> **TRY IT**:
Look through the data below, and copy each line that carries the word "into".

> **RECORDS TO USE**:

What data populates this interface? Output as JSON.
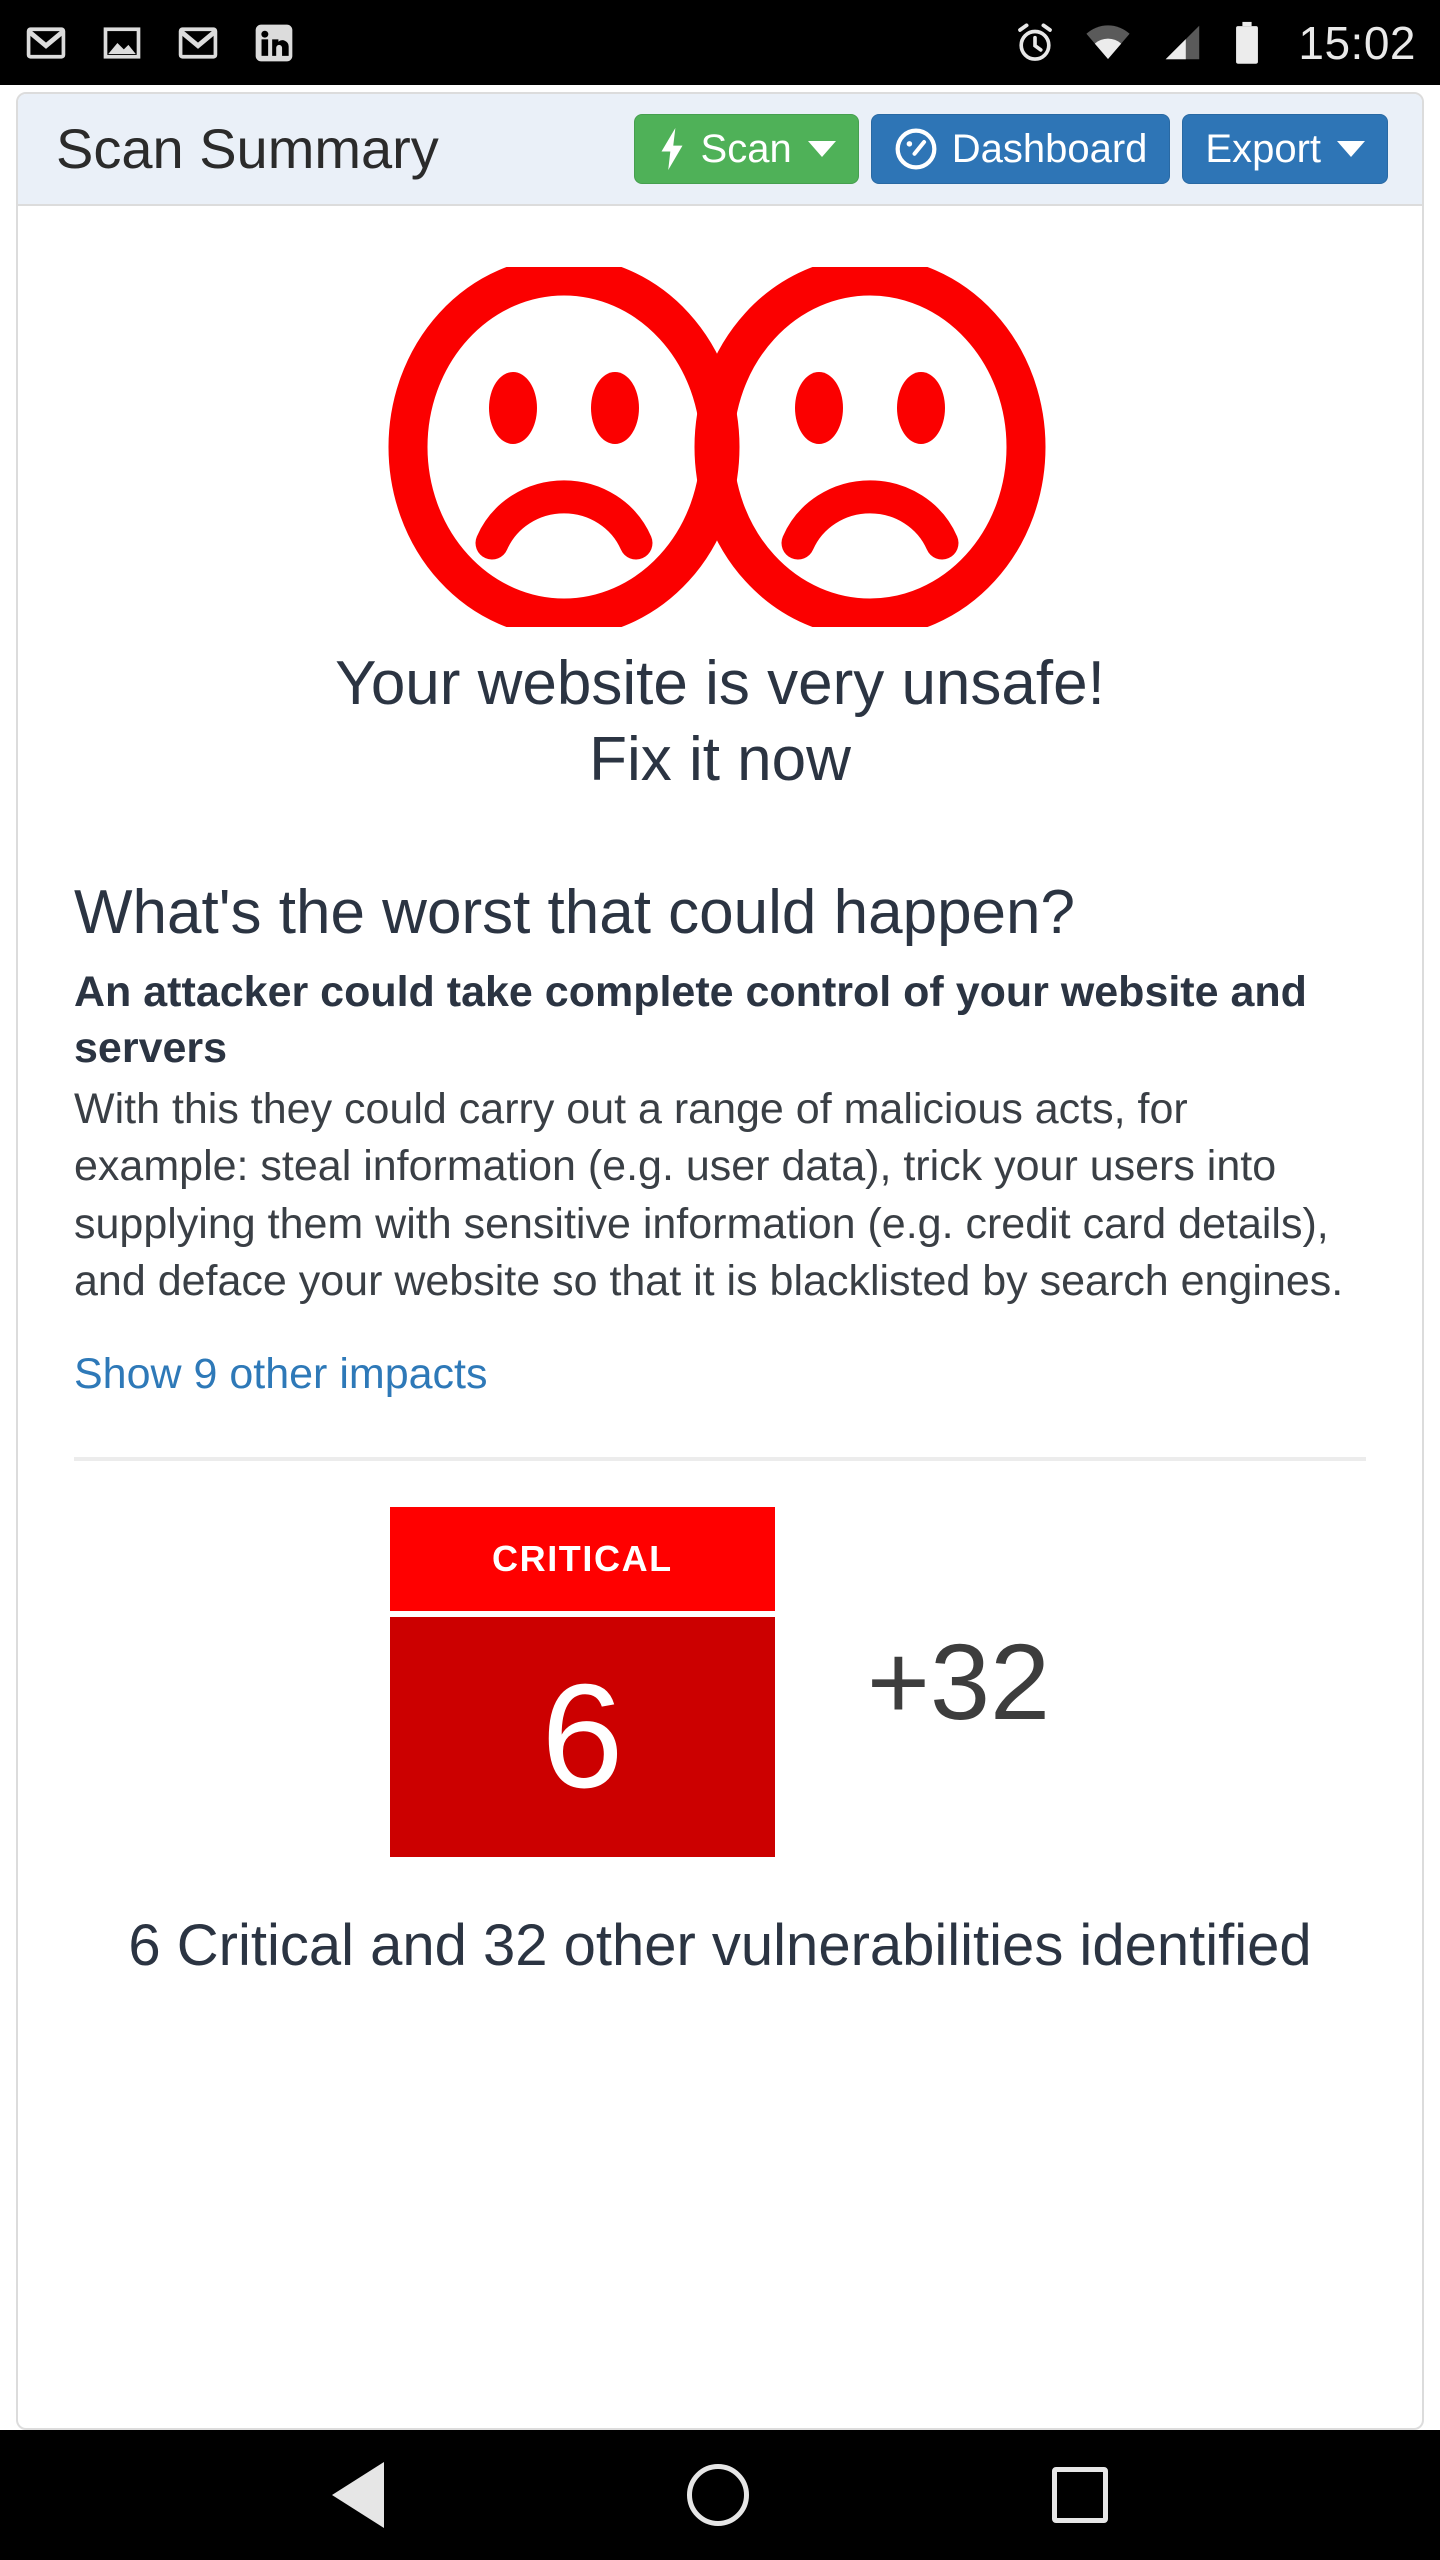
{
  "status_bar": {
    "time": "15:02",
    "left_icons": [
      "gmail-icon",
      "photo-icon",
      "gmail-icon",
      "linkedin-icon"
    ],
    "right_icons": [
      "alarm-icon",
      "wifi-icon",
      "cellular-signal-icon",
      "battery-icon"
    ]
  },
  "header": {
    "title": "Scan Summary",
    "scan_label": "Scan",
    "dashboard_label": "Dashboard",
    "export_label": "Export"
  },
  "status": {
    "face_icon": "sad-face-icon",
    "headline_line1": "Your website is very unsafe!",
    "headline_line2": "Fix it now"
  },
  "impact": {
    "section_title": "What's the worst that could happen?",
    "lead": "An attacker could take complete control of your website and servers",
    "body": "With this they could carry out a range of malicious acts, for example: steal information (e.g. user data), trick your users into supplying them with sensitive information (e.g. credit card details), and deface your website so that it is blacklisted by search engines.",
    "more_link": "Show 9 other impacts"
  },
  "severity": {
    "label": "CRITICAL",
    "count": "6",
    "others": "+32",
    "summary": "6 Critical and 32 other vulnerabilities identified",
    "critical_header_color": "#ff0000",
    "critical_body_color": "#cc0000"
  },
  "nav_bar": {
    "back": "back-triangle-icon",
    "home": "home-circle-icon",
    "recents": "recents-square-icon"
  }
}
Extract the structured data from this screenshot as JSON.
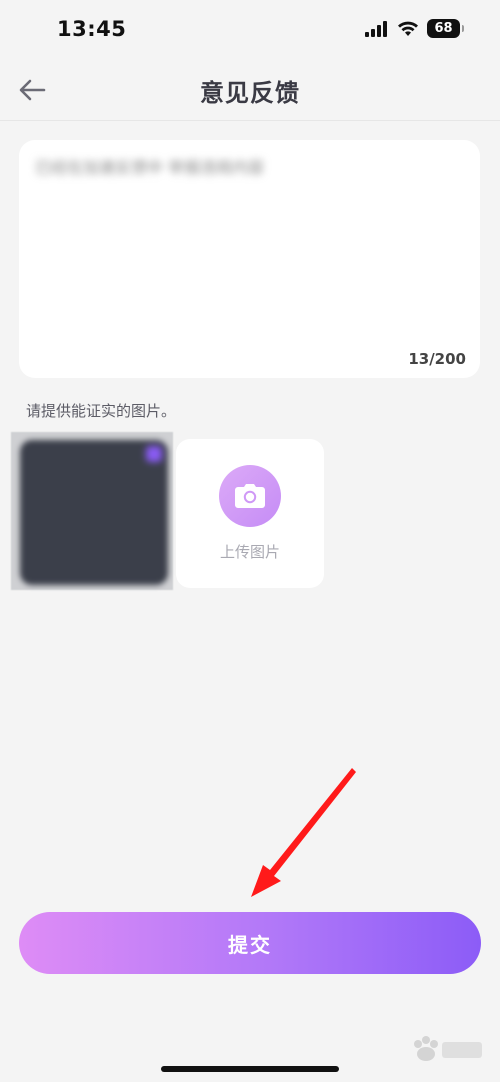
{
  "status_bar": {
    "time": "13:45",
    "battery": "68",
    "icons": [
      "signal-icon",
      "wifi-icon",
      "battery-icon"
    ]
  },
  "nav": {
    "title": "意见反馈",
    "back_icon": "back-arrow-icon"
  },
  "feedback": {
    "text": "已经在加速反馈中 举报违规内容",
    "char_count": "13/200"
  },
  "images": {
    "hint": "请提供能证实的图片。",
    "upload_label": "上传图片",
    "upload_icon": "camera-icon"
  },
  "submit": {
    "label": "提交"
  },
  "colors": {
    "background": "#f4f4f4",
    "accent_start": "#de8cf6",
    "accent_end": "#8c5cf7",
    "annotation_arrow": "#ff1a1a"
  }
}
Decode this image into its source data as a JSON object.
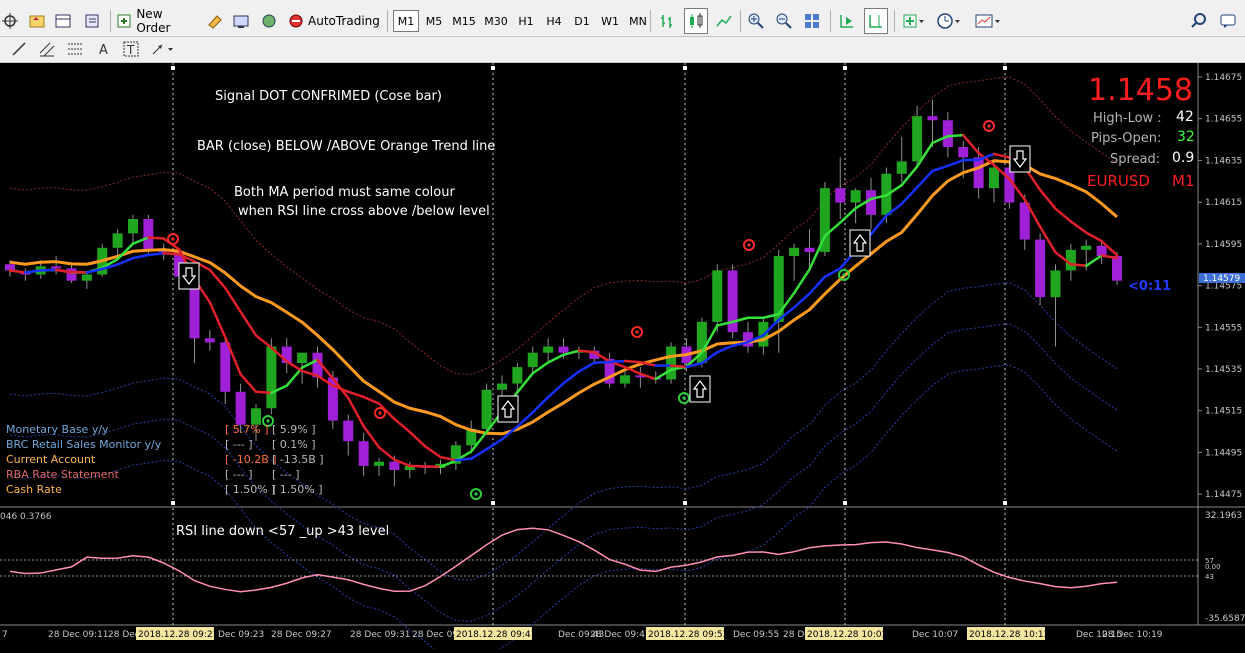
{
  "toolbar": {
    "new_order": "New Order",
    "autotrading": "AutoTrading",
    "timeframes": [
      "M1",
      "M5",
      "M15",
      "M30",
      "H1",
      "H4",
      "D1",
      "W1",
      "MN"
    ],
    "active_timeframe": "M1"
  },
  "overlay_text": {
    "line1": "Signal DOT CONFRIMED (Cose bar)",
    "line2": "BAR (close) BELOW /ABOVE Orange Trend line",
    "line3": "Both MA period must same colour",
    "line4": "when RSI line cross above /below level",
    "rsi_note": "RSI line  down <57 _up >43 level"
  },
  "info_panel": {
    "price": "1.1458",
    "high_low_label": "High-Low :",
    "high_low_value": "42",
    "pips_open_label": "Pips-Open:",
    "pips_open_value": "32",
    "spread_label": "Spread:",
    "spread_value": "0.9",
    "symbol": "EURUSD",
    "timeframe": "M1",
    "countdown": "<0:11"
  },
  "news_panel": [
    {
      "name": "Monetary Base y/y",
      "actual": "",
      "forecast": "",
      "color": "#6fa8dc"
    },
    {
      "name": "BRC Retail Sales Monitor y/y",
      "actual": "",
      "forecast": "",
      "color": "#6fa8dc"
    },
    {
      "name": "Current Account",
      "actual": "[ -10.2B ]",
      "forecast": "[ -13.5B ]",
      "color": "#ffb347"
    },
    {
      "name": "RBA Rate Statement",
      "actual": "[ --- ]",
      "forecast": "[ --- ]",
      "color": "#e06666"
    },
    {
      "name": "Cash Rate",
      "actual": "[ 1.50% ]",
      "forecast": "[ 1.50% ]",
      "color": "#ffb347"
    }
  ],
  "news_values_top": [
    {
      "actual": "[ 5.7% ]",
      "forecast": "[ 5.9% ]"
    },
    {
      "actual": "[ --- ]",
      "forecast": "[ 0.1% ]"
    }
  ],
  "rsi_header": "046 0.3766",
  "chart_data": {
    "type": "candlestick",
    "symbol": "EURUSD",
    "price_axis": [
      "1.14675",
      "1.14655",
      "1.14635",
      "1.14615",
      "1.14595",
      "1.14575",
      "1.14555",
      "1.14535",
      "1.14515",
      "1.14495",
      "1.14475"
    ],
    "current_price_label": "1.14579",
    "price_range": [
      1.1447,
      1.1468
    ],
    "time_axis": [
      {
        "label": "7",
        "highlight": false
      },
      {
        "label": "28 Dec 09:11",
        "highlight": false
      },
      {
        "label": "28 Dec 09:15",
        "highlight": false
      },
      {
        "label": "2018.12.28 09:21",
        "highlight": true
      },
      {
        "label": "Dec 09:23",
        "highlight": false
      },
      {
        "label": "28 Dec 09:27",
        "highlight": false
      },
      {
        "label": "28 Dec 09:31",
        "highlight": false
      },
      {
        "label": "28 Dec 09:35",
        "highlight": false
      },
      {
        "label": "2018.12.28 09:41",
        "highlight": true
      },
      {
        "label": "Dec 09:43",
        "highlight": false
      },
      {
        "label": "28 Dec 09:47",
        "highlight": false
      },
      {
        "label": "2018.12.28 09:53",
        "highlight": true
      },
      {
        "label": "Dec 09:55",
        "highlight": false
      },
      {
        "label": "28 Dec 09:59",
        "highlight": false
      },
      {
        "label": "2018.12.28 10:03",
        "highlight": true
      },
      {
        "label": "Dec 10:07",
        "highlight": false
      },
      {
        "label": "2018.12.28 10:13",
        "highlight": true
      },
      {
        "label": "Dec 10:15",
        "highlight": false
      },
      {
        "label": "28 Dec 10:19",
        "highlight": false
      }
    ],
    "rsi_axis": [
      "32.1963",
      "57",
      "0.00",
      "43",
      "-35.6587"
    ],
    "candles": [
      {
        "o": 1.14588,
        "h": 1.1459,
        "l": 1.14582,
        "c": 1.14585
      },
      {
        "o": 1.14584,
        "h": 1.14586,
        "l": 1.1458,
        "c": 1.14583
      },
      {
        "o": 1.14583,
        "h": 1.1459,
        "l": 1.14581,
        "c": 1.14587
      },
      {
        "o": 1.14587,
        "h": 1.14592,
        "l": 1.14583,
        "c": 1.14586
      },
      {
        "o": 1.14586,
        "h": 1.14589,
        "l": 1.14579,
        "c": 1.1458
      },
      {
        "o": 1.1458,
        "h": 1.14584,
        "l": 1.14576,
        "c": 1.14583
      },
      {
        "o": 1.14583,
        "h": 1.14598,
        "l": 1.14582,
        "c": 1.14596
      },
      {
        "o": 1.14596,
        "h": 1.14605,
        "l": 1.14592,
        "c": 1.14603
      },
      {
        "o": 1.14603,
        "h": 1.14612,
        "l": 1.14598,
        "c": 1.1461
      },
      {
        "o": 1.1461,
        "h": 1.14612,
        "l": 1.14592,
        "c": 1.14595
      },
      {
        "o": 1.14595,
        "h": 1.14598,
        "l": 1.1459,
        "c": 1.14594
      },
      {
        "o": 1.14594,
        "h": 1.14596,
        "l": 1.14578,
        "c": 1.14582
      },
      {
        "o": 1.14582,
        "h": 1.14584,
        "l": 1.1454,
        "c": 1.14552
      },
      {
        "o": 1.14552,
        "h": 1.14556,
        "l": 1.14546,
        "c": 1.1455
      },
      {
        "o": 1.1455,
        "h": 1.14552,
        "l": 1.1452,
        "c": 1.14526
      },
      {
        "o": 1.14526,
        "h": 1.1453,
        "l": 1.14506,
        "c": 1.1451
      },
      {
        "o": 1.1451,
        "h": 1.1452,
        "l": 1.14502,
        "c": 1.14518
      },
      {
        "o": 1.14518,
        "h": 1.14552,
        "l": 1.14515,
        "c": 1.14548
      },
      {
        "o": 1.14548,
        "h": 1.14552,
        "l": 1.14535,
        "c": 1.1454
      },
      {
        "o": 1.1454,
        "h": 1.14545,
        "l": 1.1453,
        "c": 1.14545
      },
      {
        "o": 1.14545,
        "h": 1.14548,
        "l": 1.14528,
        "c": 1.14533
      },
      {
        "o": 1.14533,
        "h": 1.14536,
        "l": 1.14508,
        "c": 1.14512
      },
      {
        "o": 1.14512,
        "h": 1.14515,
        "l": 1.14495,
        "c": 1.14502
      },
      {
        "o": 1.14502,
        "h": 1.14506,
        "l": 1.14485,
        "c": 1.1449
      },
      {
        "o": 1.1449,
        "h": 1.14494,
        "l": 1.14485,
        "c": 1.14492
      },
      {
        "o": 1.14492,
        "h": 1.14495,
        "l": 1.1448,
        "c": 1.14488
      },
      {
        "o": 1.14488,
        "h": 1.14492,
        "l": 1.14484,
        "c": 1.1449
      },
      {
        "o": 1.1449,
        "h": 1.14492,
        "l": 1.14486,
        "c": 1.14489
      },
      {
        "o": 1.14489,
        "h": 1.14493,
        "l": 1.14486,
        "c": 1.14491
      },
      {
        "o": 1.14491,
        "h": 1.14502,
        "l": 1.14488,
        "c": 1.145
      },
      {
        "o": 1.145,
        "h": 1.14512,
        "l": 1.14496,
        "c": 1.14508
      },
      {
        "o": 1.14508,
        "h": 1.1453,
        "l": 1.14505,
        "c": 1.14527
      },
      {
        "o": 1.14527,
        "h": 1.14534,
        "l": 1.14522,
        "c": 1.1453
      },
      {
        "o": 1.1453,
        "h": 1.1454,
        "l": 1.14526,
        "c": 1.14538
      },
      {
        "o": 1.14538,
        "h": 1.14548,
        "l": 1.14535,
        "c": 1.14545
      },
      {
        "o": 1.14545,
        "h": 1.14552,
        "l": 1.1454,
        "c": 1.14548
      },
      {
        "o": 1.14548,
        "h": 1.14552,
        "l": 1.14542,
        "c": 1.14545
      },
      {
        "o": 1.14545,
        "h": 1.14548,
        "l": 1.14542,
        "c": 1.14546
      },
      {
        "o": 1.14546,
        "h": 1.14548,
        "l": 1.1454,
        "c": 1.14542
      },
      {
        "o": 1.14542,
        "h": 1.14545,
        "l": 1.14528,
        "c": 1.1453
      },
      {
        "o": 1.1453,
        "h": 1.14536,
        "l": 1.14528,
        "c": 1.14534
      },
      {
        "o": 1.14534,
        "h": 1.14538,
        "l": 1.14528,
        "c": 1.14533
      },
      {
        "o": 1.14533,
        "h": 1.14536,
        "l": 1.1453,
        "c": 1.14532
      },
      {
        "o": 1.14532,
        "h": 1.1455,
        "l": 1.1453,
        "c": 1.14548
      },
      {
        "o": 1.14548,
        "h": 1.14552,
        "l": 1.14536,
        "c": 1.1454
      },
      {
        "o": 1.1454,
        "h": 1.14562,
        "l": 1.14538,
        "c": 1.1456
      },
      {
        "o": 1.1456,
        "h": 1.14588,
        "l": 1.14555,
        "c": 1.14585
      },
      {
        "o": 1.14585,
        "h": 1.14588,
        "l": 1.14552,
        "c": 1.14555
      },
      {
        "o": 1.14555,
        "h": 1.1456,
        "l": 1.14545,
        "c": 1.14548
      },
      {
        "o": 1.14548,
        "h": 1.14562,
        "l": 1.14544,
        "c": 1.1456
      },
      {
        "o": 1.1456,
        "h": 1.14595,
        "l": 1.14545,
        "c": 1.14592
      },
      {
        "o": 1.14592,
        "h": 1.14598,
        "l": 1.1458,
        "c": 1.14596
      },
      {
        "o": 1.14596,
        "h": 1.14605,
        "l": 1.14585,
        "c": 1.14594
      },
      {
        "o": 1.14594,
        "h": 1.14628,
        "l": 1.14592,
        "c": 1.14625
      },
      {
        "o": 1.14625,
        "h": 1.1464,
        "l": 1.1461,
        "c": 1.14618
      },
      {
        "o": 1.14618,
        "h": 1.14625,
        "l": 1.14608,
        "c": 1.14624
      },
      {
        "o": 1.14624,
        "h": 1.1463,
        "l": 1.14605,
        "c": 1.14612
      },
      {
        "o": 1.14612,
        "h": 1.14635,
        "l": 1.14608,
        "c": 1.14632
      },
      {
        "o": 1.14632,
        "h": 1.1465,
        "l": 1.14628,
        "c": 1.14638
      },
      {
        "o": 1.14638,
        "h": 1.14665,
        "l": 1.14635,
        "c": 1.1466
      },
      {
        "o": 1.1466,
        "h": 1.14668,
        "l": 1.14645,
        "c": 1.14658
      },
      {
        "o": 1.14658,
        "h": 1.14662,
        "l": 1.1464,
        "c": 1.14645
      },
      {
        "o": 1.14645,
        "h": 1.14648,
        "l": 1.1463,
        "c": 1.1464
      },
      {
        "o": 1.1464,
        "h": 1.14645,
        "l": 1.1462,
        "c": 1.14625
      },
      {
        "o": 1.14625,
        "h": 1.14638,
        "l": 1.14618,
        "c": 1.14635
      },
      {
        "o": 1.14635,
        "h": 1.14638,
        "l": 1.14615,
        "c": 1.14618
      },
      {
        "o": 1.14618,
        "h": 1.14622,
        "l": 1.14595,
        "c": 1.146
      },
      {
        "o": 1.146,
        "h": 1.14603,
        "l": 1.14568,
        "c": 1.14572
      },
      {
        "o": 1.14572,
        "h": 1.14588,
        "l": 1.14548,
        "c": 1.14585
      },
      {
        "o": 1.14585,
        "h": 1.14598,
        "l": 1.1458,
        "c": 1.14595
      },
      {
        "o": 1.14595,
        "h": 1.146,
        "l": 1.14585,
        "c": 1.14597
      },
      {
        "o": 1.14597,
        "h": 1.146,
        "l": 1.14588,
        "c": 1.14592
      },
      {
        "o": 1.14592,
        "h": 1.14594,
        "l": 1.14578,
        "c": 1.1458
      }
    ]
  }
}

> **ANSWER SPACE**:
    "body": "With this they could carry out a range of malicious acts, for example: steal information (e.g. user data), trick your users into supplying them with sensitive information (e.g. credit card details), and deface your website so that it is blacklisted by search engines.",
Decode this image into its source data as a JSON object.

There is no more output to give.